The Breakerspace serves as the centerpiece of DMSE’s strategic vision to promote and showcase materials science and engineering. The laboratory is equipped with advanced tools and instruments for analyzing various materials and aims to foster excitement and exploration in the field.
The Breakerspace officially opened its doors to the public on November 8, with nearly 300 people attending the three-hour opening event. Attendees were treated to demonstrations of the facility’s capabilities, including a digital optical microscope showcasing the shaft and barbs of a feather, a scanning electron microscope zooming in on a Boston landscape etched into an MIT class ring, and a tensile test machine slowly pulling apart a metal bar. The lounge area also provided a comfortable space for creative thinking and socializing, complete with coffee brewed from an Italian coffee machine.
The Breakerspace was inspired by Professor Grossman’s belief in the power of hands-on learning. Grossman would often incorporate interactive activities into his teachings, such as handing out materials and tools to reinforce lessons or inviting students to experiment with glass panes and baseballs to better understand the effects of mechanical stress.
Instrumentation in the Breakerspace ranges from digital optical microscopes to advanced machines like X-ray diffractometers and scanning Raman microscopes. The facility also provides content creation tools for students to record their experiments and share them on social media platforms. The accessible nature of the instruments allows students to quickly and easily utilize them for exploration and analysis.
While the Breakerspace primarily caters to MIT undergraduates, it is also open for teaching purposes. The facility has already been used for class 3.042 (Materials Project Laboratory) and will host upcoming classes, including 3.000 (Coffee Matters: How to Brew the Perfect Cup) and 3.S06 (Introduction to Materials Characterization). The Breakerspace’s inclusion in the curriculum provides students with valuable hands-on experience in the field of materials science and engineering.
Overall, the Breakerspace serves as a dedicated space for undergraduates to learn, explore, and build a community around materials science. The facility not only offers access to advanced tools and instruments but also aims to foster curiosity and excitement for the world of materials.

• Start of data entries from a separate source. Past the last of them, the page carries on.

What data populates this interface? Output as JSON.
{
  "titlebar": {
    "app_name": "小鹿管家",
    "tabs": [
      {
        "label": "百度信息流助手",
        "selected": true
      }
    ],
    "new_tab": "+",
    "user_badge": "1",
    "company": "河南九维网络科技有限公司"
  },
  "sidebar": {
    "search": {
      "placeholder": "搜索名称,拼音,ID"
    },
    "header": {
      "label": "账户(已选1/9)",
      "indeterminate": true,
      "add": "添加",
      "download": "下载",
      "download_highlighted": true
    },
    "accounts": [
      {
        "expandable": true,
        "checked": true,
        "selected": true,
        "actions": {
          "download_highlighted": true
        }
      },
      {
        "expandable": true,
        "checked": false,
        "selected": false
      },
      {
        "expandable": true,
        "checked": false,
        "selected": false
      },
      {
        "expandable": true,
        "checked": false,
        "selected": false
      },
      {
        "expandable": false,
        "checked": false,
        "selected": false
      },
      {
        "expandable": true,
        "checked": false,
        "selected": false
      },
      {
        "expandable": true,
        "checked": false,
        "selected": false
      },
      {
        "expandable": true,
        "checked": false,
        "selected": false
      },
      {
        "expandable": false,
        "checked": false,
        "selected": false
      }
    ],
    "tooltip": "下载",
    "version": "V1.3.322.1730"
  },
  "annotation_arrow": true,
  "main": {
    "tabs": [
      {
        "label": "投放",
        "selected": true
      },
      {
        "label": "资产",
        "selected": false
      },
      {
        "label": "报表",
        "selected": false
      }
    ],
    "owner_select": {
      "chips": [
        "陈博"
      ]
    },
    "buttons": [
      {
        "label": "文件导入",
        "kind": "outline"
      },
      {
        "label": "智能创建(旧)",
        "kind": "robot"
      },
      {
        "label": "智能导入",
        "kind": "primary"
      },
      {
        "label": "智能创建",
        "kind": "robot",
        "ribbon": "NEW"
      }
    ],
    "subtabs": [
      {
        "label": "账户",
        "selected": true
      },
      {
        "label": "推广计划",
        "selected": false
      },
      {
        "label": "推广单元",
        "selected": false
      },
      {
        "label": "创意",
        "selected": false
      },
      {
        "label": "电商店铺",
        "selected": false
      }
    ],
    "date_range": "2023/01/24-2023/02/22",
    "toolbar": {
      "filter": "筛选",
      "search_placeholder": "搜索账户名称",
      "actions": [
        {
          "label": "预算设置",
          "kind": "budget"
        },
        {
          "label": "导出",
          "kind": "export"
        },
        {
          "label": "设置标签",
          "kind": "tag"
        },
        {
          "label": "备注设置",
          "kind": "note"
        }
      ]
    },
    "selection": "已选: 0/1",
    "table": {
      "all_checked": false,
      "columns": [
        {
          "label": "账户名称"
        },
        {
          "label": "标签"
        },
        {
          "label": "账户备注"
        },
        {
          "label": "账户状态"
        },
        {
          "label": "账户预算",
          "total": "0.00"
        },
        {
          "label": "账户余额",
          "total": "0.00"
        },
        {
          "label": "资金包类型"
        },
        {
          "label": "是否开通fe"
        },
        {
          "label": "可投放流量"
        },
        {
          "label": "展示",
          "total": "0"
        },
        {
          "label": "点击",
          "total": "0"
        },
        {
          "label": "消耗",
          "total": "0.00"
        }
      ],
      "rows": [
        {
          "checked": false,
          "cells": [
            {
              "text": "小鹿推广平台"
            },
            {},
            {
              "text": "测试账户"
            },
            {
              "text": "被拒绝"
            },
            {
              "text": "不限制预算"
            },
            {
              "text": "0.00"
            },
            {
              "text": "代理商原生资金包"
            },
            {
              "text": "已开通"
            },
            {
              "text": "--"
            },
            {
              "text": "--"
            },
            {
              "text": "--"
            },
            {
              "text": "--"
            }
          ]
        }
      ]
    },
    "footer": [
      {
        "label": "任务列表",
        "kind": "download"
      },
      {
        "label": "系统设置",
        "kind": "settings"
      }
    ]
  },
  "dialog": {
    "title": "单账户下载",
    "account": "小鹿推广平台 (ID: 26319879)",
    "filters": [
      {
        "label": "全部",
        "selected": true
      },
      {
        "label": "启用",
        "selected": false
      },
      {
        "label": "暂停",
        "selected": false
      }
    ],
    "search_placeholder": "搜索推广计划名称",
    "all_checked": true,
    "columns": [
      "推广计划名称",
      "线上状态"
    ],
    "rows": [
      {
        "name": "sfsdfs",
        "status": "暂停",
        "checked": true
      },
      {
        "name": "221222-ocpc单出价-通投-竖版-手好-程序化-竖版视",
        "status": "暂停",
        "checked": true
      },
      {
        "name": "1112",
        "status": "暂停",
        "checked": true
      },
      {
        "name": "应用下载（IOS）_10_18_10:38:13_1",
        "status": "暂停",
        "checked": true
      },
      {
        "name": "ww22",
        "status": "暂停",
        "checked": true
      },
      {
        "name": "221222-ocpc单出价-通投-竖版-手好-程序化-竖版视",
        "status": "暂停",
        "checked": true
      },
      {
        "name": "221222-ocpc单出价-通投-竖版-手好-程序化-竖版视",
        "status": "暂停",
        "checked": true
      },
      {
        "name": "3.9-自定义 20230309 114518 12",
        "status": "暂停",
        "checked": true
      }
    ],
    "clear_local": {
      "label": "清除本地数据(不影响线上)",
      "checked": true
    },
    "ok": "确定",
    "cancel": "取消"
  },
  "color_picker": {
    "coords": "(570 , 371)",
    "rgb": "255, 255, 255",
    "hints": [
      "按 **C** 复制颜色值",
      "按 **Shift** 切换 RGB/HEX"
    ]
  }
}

To learn more about the Breakerspace, visit dmse.mit.edu/breakerspace.